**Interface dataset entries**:
● ● ●
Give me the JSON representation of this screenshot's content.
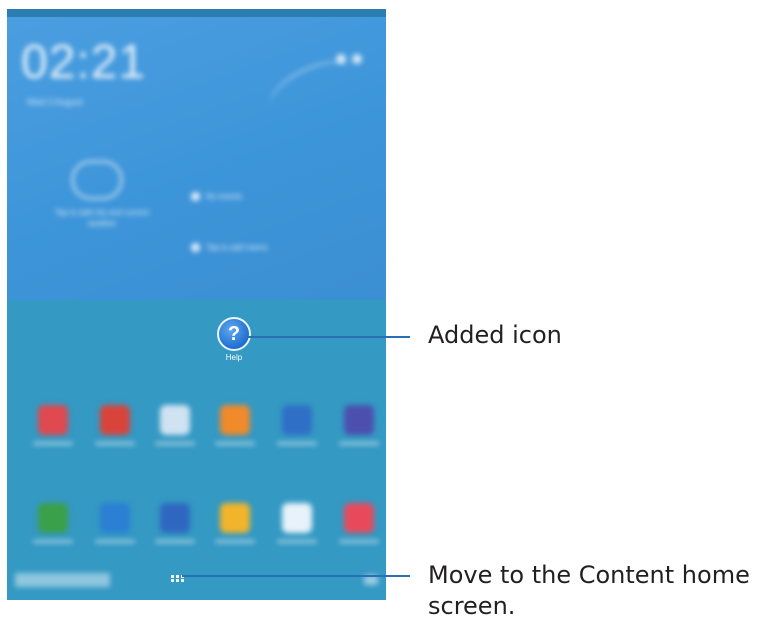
{
  "device": {
    "clock": "02:21",
    "date": "Wed 3 August",
    "weather_text": "Tap to add city and current weather",
    "widget_rows": [
      "No events",
      "Tap to add memo"
    ]
  },
  "added_app": {
    "label": "Help",
    "glyph": "?",
    "icon": "help-icon"
  },
  "app_grid": [
    [
      {
        "icon": "calendar-icon",
        "color": "#e0494f"
      },
      {
        "icon": "chrome-icon",
        "color": "#d9443a"
      },
      {
        "icon": "video-icon",
        "color": "#cfe3f2"
      },
      {
        "icon": "contacts-icon",
        "color": "#f08a2a"
      },
      {
        "icon": "internet-icon",
        "color": "#2f6fc6"
      },
      {
        "icon": "camera-icon",
        "color": "#4c4fae"
      }
    ],
    [
      {
        "icon": "maps-icon",
        "color": "#3aa04a"
      },
      {
        "icon": "remote-icon",
        "color": "#2b7fd4"
      },
      {
        "icon": "people-icon",
        "color": "#2f67c0"
      },
      {
        "icon": "folder-icon",
        "color": "#f2b42a"
      },
      {
        "icon": "store-icon",
        "color": "#e8f2fa"
      },
      {
        "icon": "ball-icon",
        "color": "#e84a5c"
      }
    ]
  ],
  "callouts": {
    "added_icon": "Added icon",
    "content_home": "Move to the Content home screen."
  },
  "colors": {
    "callout_line": "#2a6fb4",
    "screen_bg": "#3499c3"
  }
}
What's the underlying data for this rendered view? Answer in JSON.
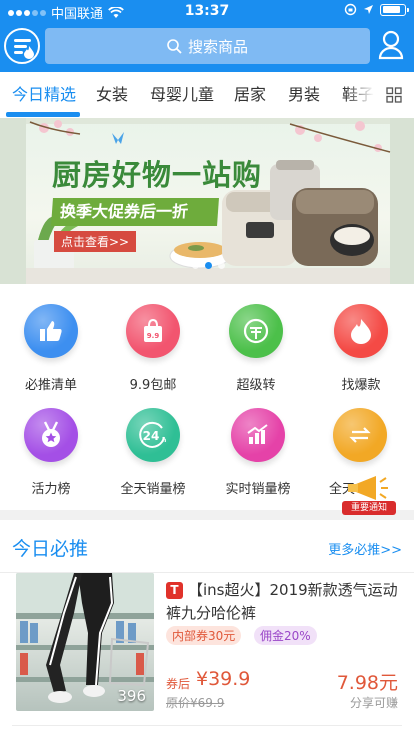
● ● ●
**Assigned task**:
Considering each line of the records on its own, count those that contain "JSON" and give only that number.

**Your response**:
2